Adejunmobi, M. (2016). African media studies and marginality at the center. Black Camera, 7 (2), 125-139.
Adejunmobi, M. (2014). Evolving Nollywood templates for minor transnational film. Black Camera, 5(2), 74-94.
Barlet, O. (2013). Contemporary African cinema. East Lansing: Michigan State University Press.
Bordwell, D. & Thompson, K. (2013). Film Art: An Introduction, 10th Ed. New York: McGraw-Hill.
Bordwell, D. (2000). Planet Hong Kong: Popular cinema and the art of entertainment. Cambridge, London: Harvard University Press.
Dovey, L. (2015). Curating Africa in the age of film festivals. New York: Palgrave Macmillan.
Haynes, J. (2016). Nollywood: The creation of Nigerian film genres. Chicago: Chicago University Press.
Moore, C. (1992). African cinema in the American video market. Issue: A Journal of Opinion, 20 (2), 38-41. Sawadogo, B. (2017). La construction identitaire par le cinéma: Diaspora africaine aux États-Unis. CinémAction, 163, 89-95. Solanas, F. & Getino, O. (1970-1971). Toward a Third Cinema. Cinéaste, 4(3), 1-10.

Originally published in Sanaa Journal, Volume 2, Issue 1

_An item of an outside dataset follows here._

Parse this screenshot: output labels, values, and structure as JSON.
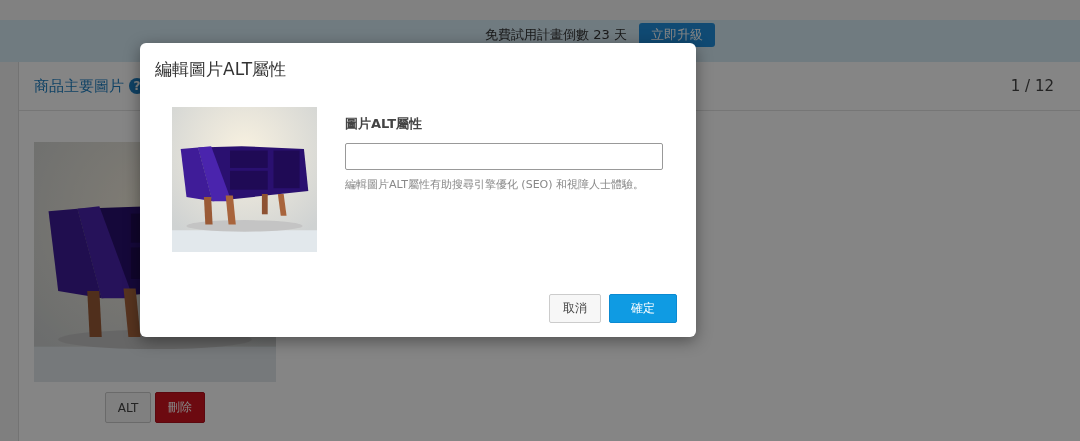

About the Author

Boukary Sawadogo

Assistant professor of media and communication arts at the City College of New York. Born in Côte d’Ivoire, Dr. Boukary Sawadogo was educated in Burkina Faso, Senegal and the USA. His research and teaching interests are focused on African cinema, documentary and Black world experience. Boukary has published extensively on Francophone African cinema, including a book Les Cinémas francophones ouest africains, 1900-2005. HIs documentary Salut Y'al: African Teachers on the Bayou was selected by the 2013 African World Documentary Film Festival.  The newest directions of Boukary's research include the study of comedy and digital technologies in African cinemas, African TV series, and the questions of identity and mobility in the African diaspora. In that regard, Boukary is currently working on his second book project on comedy and entertainment in African cinema.  Learn More